Player B chooses “Ex-Marine–>Combat–>Guns”
Well, shit. Assuming both players put the same number of dice into their Edge, Player B gets a lot more bang for the buck. There are probably a few cases where the GM might deny a bonus to Player B but still allow Player A at least the basic bonus for the Edge (for example, if they’re using something the Marine obviously wouldn’t have training in, like black powder rifles, or something), but those cases would be rare. Most of the time, Player B gets the same bonus with any gun he picks up that Player A gets only with a specific model. On top of that, Player B gets the Tag bonus for brawling, knife fighting, and other forms of combat and an Edge bonus for anything he can convince the GM was part of his Marine training.
It looks like the specialization rules are a failure, but that’s partially my fault. This whole time, I’ve been thinking in terms of “broad vs. specific,” with the assumption that more specific was better, but if you go back a couple of post you’ll find that the I started out using the phrase “more relevant to the character.” If we take that to mean “which Edge (and attached Tag/Focus) tells us more about the character?” Player B looks a lot more coherent. We know he’s veteran (probably a combat veteran) who’s either naturally a good shot or keeps in practice. All we know about Player A is that he likes guns enough to have a favorite. Of course, that might not always be the case, and there’s no guarantee everyone will choose specialization. Here are three monster hunters built with 30 points:
Monster Hunter A:
Fighting Monsters 2→ Guns→ Shotguns
Occult Lore 1→ Monsters→ Werewolves
Monster Hunter B
Monster Hunting 3
→ Combat → Guns
→ Monster Lore → Werewolves
→ Investigation → Corpses
Monster Hunter C:
Monster Hunter 6
Assuming Hero Factor 4 and a Trademark Die for both players, Monster Hunter A would roll d20+d10+d4 to shoot a monster with a shotgun. Monster Hunter B would roll d20+d12+d4. Monster Hunter C would roll d20+d12+d6. Pretty much the opposite of what happened when I was looking at one skill where everyone more or less played fair.
Well, again, shit. I can come up with a few ways to maybe incentivize Monster Hunter B to act more like Monster Hunter A (limiting the number of Tags per Edge, requiring a minimum Edge rating for a Tag, etc.), but none of those prevent the player for just going with boring-ass option C instead.
So, the new rules don’t solve the problem. I’m not convinced they’re completely useless (they still fix the Princess Bride problem we started out with, I think), but they’re just as exploitable as Edges with no specialization. The real problem, of course, is that freeform trait selection is by its very nature exploitable. Fixing the skill list would fix the problem, but I’m awfully attached to letting the players choose their own.
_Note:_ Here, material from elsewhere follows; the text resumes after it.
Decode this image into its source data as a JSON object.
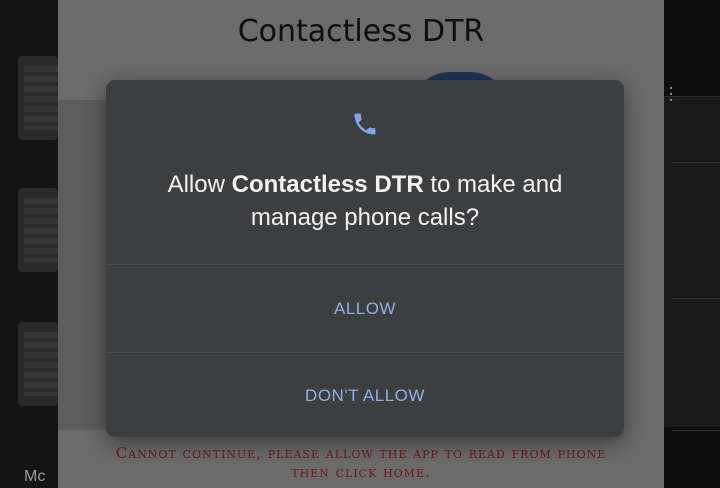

The way I see it, there are three main options here:
- Ditch Tags and Focuses and go back to just Edges.
- Keep Tags and Focuses because they’re kind of useful even if they don’t fix the problem they were supposed to fix.
- Come up with a fixed list of (probably relatively broad) Edges and let the players come up with their own Tags and Focuses.
The first two will work fine with a GM who’s willing to step in and veto overreach, especially if there’s a solid sample list to choose from. In my experience if you give players a list, 90% of PC traits will come from the list. I used to think of that as a bug, but maybe it’s a feature. The third option is better from the “let the game system do the work” perspective, but feels overly restrictive to me. There’s a fourth option of fixing the options for Tags and Focuses as well, but I can’t imagine choosing that one.
Right now I’m leaning toward option 2, but it’s entirely a gut reaction because I like the idea of specialization now that I’ve been writing about it for a few weeks and don’t like fixed trait lists. Objectively, though, there are good arguments for all 3. I might have to keep talking may way through it here to make a decision. Whether I do or not, I’d love some feedback. If you’ve got thoughts, let me know on social media or the playtest group.